Ibtisam’s new-old home is in an alley just wide enough to walk through. Mohammed runs ahead of us to greet her. They’d met the day before as well; Mohammed’s soccer team played a match in nearby Ramallah, and his mother seized the opportunity to see him and his brother, who came along. The children cried upon seeing her and didn’t want to go back to Jerusalem when the time came.
Ibtisam greets us in jeans and a traditional head covering and, unusually, shakes hands. She’s counting the days since coming here – this is the 19th day since her expulsion.
She tells us that the police asked her if she was Hamas or Fatah. “I am not Fatah and not Hamas,” she replied, “I am a regular Palestinian woman.” They informed her that she had been living in Jerusalem illegally, and she told them, “You are to blame for that, not me. I’ve lived here for 17 years. My children and my husband are here. I have to live with my family.”

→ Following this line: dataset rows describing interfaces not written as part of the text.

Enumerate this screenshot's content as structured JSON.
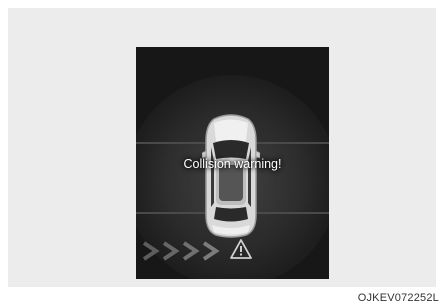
{
  "display": {
    "message": "Collision warning!",
    "icons": {
      "vehicle": "vehicle-top-view-icon",
      "approach": "approach-chevrons-icon",
      "warning": "warning-triangle-icon"
    },
    "colors": {
      "background": "#171717",
      "text": "#ffffff",
      "chevron": "#6a6a6a"
    }
  },
  "figure_code": "OJKEV072252L"
}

After half an hour of questioning, Ibtisam was fingerprinted and made to sign a form stating that she promised not to return to her home and to Jerusalem. She was taken away in a police car, which on the way passed by the entrance to Isawiyah; the police did not allow her to take clothes or other items from her home. She was taken to the A-Za’im checkpoint, near the settlement of Ma’aleh Adumim outside Jerusalem, and left to her fate.

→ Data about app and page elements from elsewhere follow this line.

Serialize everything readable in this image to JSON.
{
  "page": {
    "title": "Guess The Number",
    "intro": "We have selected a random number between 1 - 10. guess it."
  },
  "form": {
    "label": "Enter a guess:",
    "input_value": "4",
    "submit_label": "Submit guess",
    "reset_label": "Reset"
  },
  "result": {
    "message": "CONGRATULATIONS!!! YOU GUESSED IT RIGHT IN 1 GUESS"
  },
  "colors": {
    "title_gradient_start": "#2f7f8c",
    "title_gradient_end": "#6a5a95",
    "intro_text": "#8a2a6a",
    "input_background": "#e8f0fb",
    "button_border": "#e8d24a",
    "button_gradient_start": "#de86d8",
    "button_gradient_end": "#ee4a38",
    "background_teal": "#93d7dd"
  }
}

Her father-in-law, Nayef Abid, who has an Israeli ID card, was waiting for her at the checkpoint. He’d gone to the police station that morning to find out where his son and daughter-in-law were, and was told that Ibtisam would be expelled to A-Za’im in the afternoon. He took her to the house of her mother, Nawal Barash, 58, who was widowed a few years ago. Nayef then went to Isawiyah to pick up clothes and personal items for Ibtisam, and also to bring her daughter, Emira.
The situation in which her two sons don’t get up for school and their sister cannot attend hers cannot continue, Ibtisam tells us: Emira will have to go back to Isawiyah. Moving to a refugee camp is out of the question for the family, as they would lose their residency status and the ID cards/numbers, which ensure relative freedom and social-welfare benefits. Under no circumstances must the children lose their rights in Jerusalem, the parents say. This is a cruel limbo.

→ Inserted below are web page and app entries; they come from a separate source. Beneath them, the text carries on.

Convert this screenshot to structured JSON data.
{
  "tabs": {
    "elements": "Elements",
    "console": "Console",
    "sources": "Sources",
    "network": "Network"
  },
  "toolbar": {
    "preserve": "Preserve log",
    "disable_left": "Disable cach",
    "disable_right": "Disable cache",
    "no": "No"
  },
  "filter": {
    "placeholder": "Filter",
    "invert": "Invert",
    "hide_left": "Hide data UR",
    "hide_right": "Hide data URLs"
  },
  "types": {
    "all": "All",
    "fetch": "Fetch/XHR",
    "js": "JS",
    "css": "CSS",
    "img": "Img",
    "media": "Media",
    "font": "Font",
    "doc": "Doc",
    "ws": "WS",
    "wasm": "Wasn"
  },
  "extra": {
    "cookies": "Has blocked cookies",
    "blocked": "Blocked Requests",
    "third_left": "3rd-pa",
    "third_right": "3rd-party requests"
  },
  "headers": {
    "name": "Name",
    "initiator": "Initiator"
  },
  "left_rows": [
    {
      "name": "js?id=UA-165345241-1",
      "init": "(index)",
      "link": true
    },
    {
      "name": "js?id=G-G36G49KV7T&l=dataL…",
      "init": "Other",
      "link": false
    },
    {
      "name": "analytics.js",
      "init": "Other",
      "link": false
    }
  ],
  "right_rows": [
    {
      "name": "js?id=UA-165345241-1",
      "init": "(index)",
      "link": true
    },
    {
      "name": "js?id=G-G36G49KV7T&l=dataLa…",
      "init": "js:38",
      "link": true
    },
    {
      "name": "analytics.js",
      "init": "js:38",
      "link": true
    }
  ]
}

Sabine Hadad, director of the spokesman’s and information wing of the Population and Immigration Authority (a branch of the Interior Ministry), offered a curt, laconic reply to a query from Haaretz this week: “The request of the family’s members for family unification was rejected already in 2014 for security reasons.”
Vasim has visited his wife only once since she was expelled. It’s hard for him to deal with the Qalandiyah checkpoint, he says. What is illegal, he declares, is tearing a family apart after 17 years.
“I am a Jerusalemite,” he says. “I was born here. My family and friends are here. My children were born here. The children’s school is here. Their HMO clinic is here. My whole life exists here. It’s like a fish in water: If you take it out of the water, it will die.”
Meanwhile, Ibtisam phones her children every day, but doesn’t always get through to them: She’s connected to an Israeli provider and reception in the refugee camp is poor.